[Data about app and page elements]
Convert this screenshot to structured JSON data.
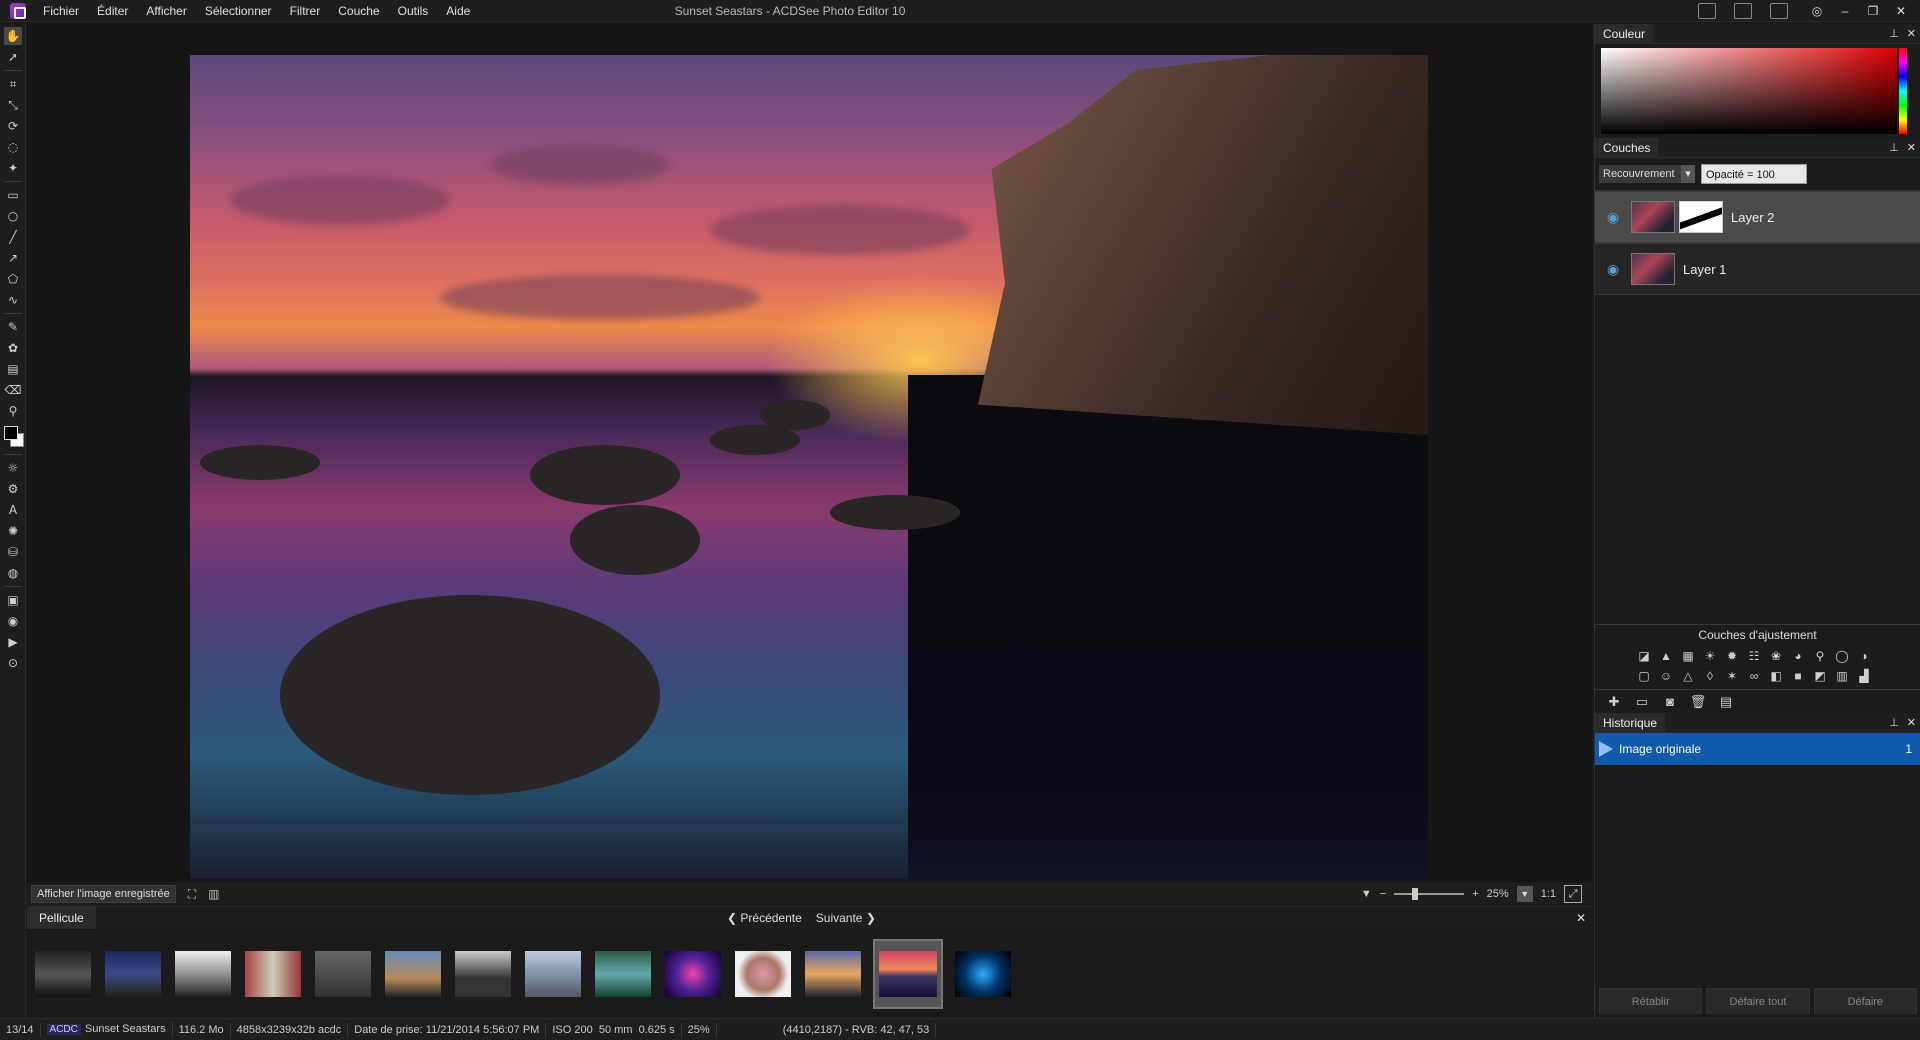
{
  "window": {
    "title": "Sunset Seastars - ACDSee Photo Editor 10"
  },
  "menu": [
    "Fichier",
    "Éditer",
    "Afficher",
    "Sélectionner",
    "Filtrer",
    "Couche",
    "Outils",
    "Aide"
  ],
  "canvas": {
    "show_saved_label": "Afficher l'image enregistrée",
    "zoom_percent": "25%",
    "zoom_ratio": "1:1"
  },
  "filmstrip": {
    "tab_label": "Pellicule",
    "prev_label": "Précédente",
    "next_label": "Suivante",
    "selected_index": 12,
    "thumbnail_count": 14
  },
  "status": {
    "index": "13/14",
    "badge": "ACDC",
    "filename": "Sunset Seastars",
    "size": "116.2 Mo",
    "dimensions": "4858x3239x32b acdc",
    "date": "Date de prise: 11/21/2014 5:56:07 PM",
    "iso": "ISO 200",
    "focal": "50 mm",
    "exposure": "0.625 s",
    "zoom": "25%",
    "pixel_info": "(4410,2187) - RVB: 42, 47, 53"
  },
  "panels": {
    "color": {
      "title": "Couleur"
    },
    "layers": {
      "title": "Couches",
      "blend_mode": "Recouvrement",
      "opacity": "Opacité = 100",
      "items": [
        {
          "name": "Layer 2",
          "selected": true
        },
        {
          "name": "Layer 1",
          "selected": false
        }
      ],
      "adjustment_title": "Couches d'ajustement"
    },
    "history": {
      "title": "Historique",
      "items": [
        {
          "label": "Image originale",
          "count": "1"
        }
      ],
      "redo_label": "Rétablir",
      "undo_all_label": "Défaire tout",
      "undo_label": "Défaire"
    }
  },
  "colors": {
    "accent": "#0f5aab",
    "panel": "#1c1c1c"
  }
}
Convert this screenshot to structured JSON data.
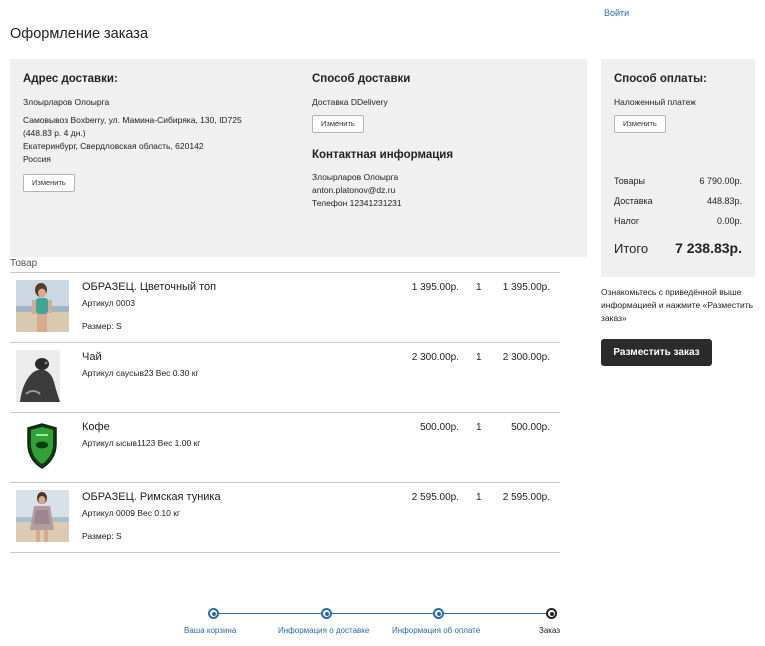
{
  "header": {
    "login_link": "Войти",
    "page_title": "Оформление заказа"
  },
  "address": {
    "title": "Адрес доставки:",
    "name": "Злоырларов Олоырга",
    "line1": "Самовывоз Boxberry, ул. Мамина-Сибиряка, 130, ID725",
    "line2": "(448.83 р. 4 дн.)",
    "line3": "Екатеринбург, Свердловская область, 620142",
    "line4": "Россия",
    "edit_label": "Изменить"
  },
  "delivery": {
    "title": "Способ доставки",
    "method": "Доставка DDelivery",
    "edit_label": "Изменить"
  },
  "contact": {
    "title": "Контактная информация",
    "name": "Злоырларов Олоырга",
    "email": "anton.platonov@dz.ru",
    "phone": "Телефон 12341231231"
  },
  "payment": {
    "title": "Способ оплаты:",
    "method": "Наложенный платеж",
    "edit_label": "Изменить"
  },
  "summary": {
    "goods_label": "Товары",
    "goods_value": "6 790.00р.",
    "shipping_label": "Доставка",
    "shipping_value": "448.83р.",
    "tax_label": "Налог",
    "tax_value": "0.00р.",
    "total_label": "Итого",
    "total_value": "7 238.83р."
  },
  "notice": "Ознакомьтесь с приведённой выше информацией и нажмите «Разместить заказ»",
  "place_order_label": "Разместить заказ",
  "items_header": "Товар",
  "items": [
    {
      "name": "ОБРАЗЕЦ. Цветочный топ",
      "sub": "Артикул 0003",
      "size": "Размер: S",
      "price": "1 395.00р.",
      "qty": "1",
      "total": "1 395.00р.",
      "thumb": "woman-beach-top"
    },
    {
      "name": "Чай",
      "sub": "Артикул саусыв23 Вес 0.30 кг",
      "size": "",
      "price": "2 300.00р.",
      "qty": "1",
      "total": "2 300.00р.",
      "thumb": "seal-bw"
    },
    {
      "name": "Кофе",
      "sub": "Артикул ысыв1123 Вес 1.00 кг",
      "size": "",
      "price": "500.00р.",
      "qty": "1",
      "total": "500.00р.",
      "thumb": "green-shield"
    },
    {
      "name": "ОБРАЗЕЦ. Римская туника",
      "sub": "Артикул 0009 Вес 0.10 кг",
      "size": "Размер: S",
      "price": "2 595.00р.",
      "qty": "1",
      "total": "2 595.00р.",
      "thumb": "woman-beach-tunic"
    }
  ],
  "progress": {
    "steps": [
      "Ваша корзина",
      "Информация о доставке",
      "Информация об оплате",
      "Заказ"
    ]
  },
  "colors": {
    "link": "#2a6db5",
    "panel_bg": "#f0f0f0",
    "primary_button": "#2b2b2b"
  }
}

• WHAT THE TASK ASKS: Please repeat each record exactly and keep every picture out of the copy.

• REPLY TO THE TASK:
Convert this screenshot to structured JSON data.
{
  "window": {
    "title": "Sunset Seastars - ACDSee Photo Editor 10"
  },
  "menu": [
    "Fichier",
    "Éditer",
    "Afficher",
    "Sélectionner",
    "Filtrer",
    "Couche",
    "Outils",
    "Aide"
  ],
  "canvas": {
    "show_saved_label": "Afficher l'image enregistrée",
    "zoom_percent": "25%",
    "zoom_ratio": "1:1"
  },
  "filmstrip": {
    "tab_label": "Pellicule",
    "prev_label": "Précédente",
    "next_label": "Suivante",
    "selected_index": 12,
    "thumbnail_count": 14
  },
  "status": {
    "index": "13/14",
    "badge": "ACDC",
    "filename": "Sunset Seastars",
    "size": "116.2 Mo",
    "dimensions": "4858x3239x32b acdc",
    "date": "Date de prise: 11/21/2014 5:56:07 PM",
    "iso": "ISO 200",
    "focal": "50 mm",
    "exposure": "0.625 s",
    "zoom": "25%",
    "pixel_info": "(4410,2187) - RVB: 42, 47, 53"
  },
  "panels": {
    "color": {
      "title": "Couleur"
    },
    "layers": {
      "title": "Couches",
      "blend_mode": "Recouvrement",
      "opacity": "Opacité = 100",
      "items": [
        {
          "name": "Layer 2",
          "selected": true
        },
        {
          "name": "Layer 1",
          "selected": false
        }
      ],
      "adjustment_title": "Couches d'ajustement"
    },
    "history": {
      "title": "Historique",
      "items": [
        {
          "label": "Image originale",
          "count": "1"
        }
      ],
      "redo_label": "Rétablir",
      "undo_all_label": "Défaire tout",
      "undo_label": "Défaire"
    }
  },
  "colors": {
    "accent": "#0f5aab",
    "panel": "#1c1c1c"
  }
}
Convert this screenshot to structured JSON data.
{
  "header": {
    "login_link": "Войти",
    "page_title": "Оформление заказа"
  },
  "address": {
    "title": "Адрес доставки:",
    "name": "Злоырларов Олоырга",
    "line1": "Самовывоз Boxberry, ул. Мамина-Сибиряка, 130, ID725",
    "line2": "(448.83 р. 4 дн.)",
    "line3": "Екатеринбург, Свердловская область, 620142",
    "line4": "Россия",
    "edit_label": "Изменить"
  },
  "delivery": {
    "title": "Способ доставки",
    "method": "Доставка DDelivery",
    "edit_label": "Изменить"
  },
  "contact": {
    "title": "Контактная информация",
    "name": "Злоырларов Олоырга",
    "email": "anton.platonov@dz.ru",
    "phone": "Телефон 12341231231"
  },
  "payment": {
    "title": "Способ оплаты:",
    "method": "Наложенный платеж",
    "edit_label": "Изменить"
  },
  "summary": {
    "goods_label": "Товары",
    "goods_value": "6 790.00р.",
    "shipping_label": "Доставка",
    "shipping_value": "448.83р.",
    "tax_label": "Налог",
    "tax_value": "0.00р.",
    "total_label": "Итого",
    "total_value": "7 238.83р."
  },
  "notice": "Ознакомьтесь с приведённой выше информацией и нажмите «Разместить заказ»",
  "place_order_label": "Разместить заказ",
  "items_header": "Товар",
  "items": [
    {
      "name": "ОБРАЗЕЦ. Цветочный топ",
      "sub": "Артикул 0003",
      "size": "Размер: S",
      "price": "1 395.00р.",
      "qty": "1",
      "total": "1 395.00р.",
      "thumb": "woman-beach-top"
    },
    {
      "name": "Чай",
      "sub": "Артикул саусыв23 Вес 0.30 кг",
      "size": "",
      "price": "2 300.00р.",
      "qty": "1",
      "total": "2 300.00р.",
      "thumb": "seal-bw"
    },
    {
      "name": "Кофе",
      "sub": "Артикул ысыв1123 Вес 1.00 кг",
      "size": "",
      "price": "500.00р.",
      "qty": "1",
      "total": "500.00р.",
      "thumb": "green-shield"
    },
    {
      "name": "ОБРАЗЕЦ. Римская туника",
      "sub": "Артикул 0009 Вес 0.10 кг",
      "size": "Размер: S",
      "price": "2 595.00р.",
      "qty": "1",
      "total": "2 595.00р.",
      "thumb": "woman-beach-tunic"
    }
  ],
  "progress": {
    "steps": [
      "Ваша корзина",
      "Информация о доставке",
      "Информация об оплате",
      "Заказ"
    ]
  },
  "colors": {
    "link": "#2a6db5",
    "panel_bg": "#f0f0f0",
    "primary_button": "#2b2b2b"
  }
}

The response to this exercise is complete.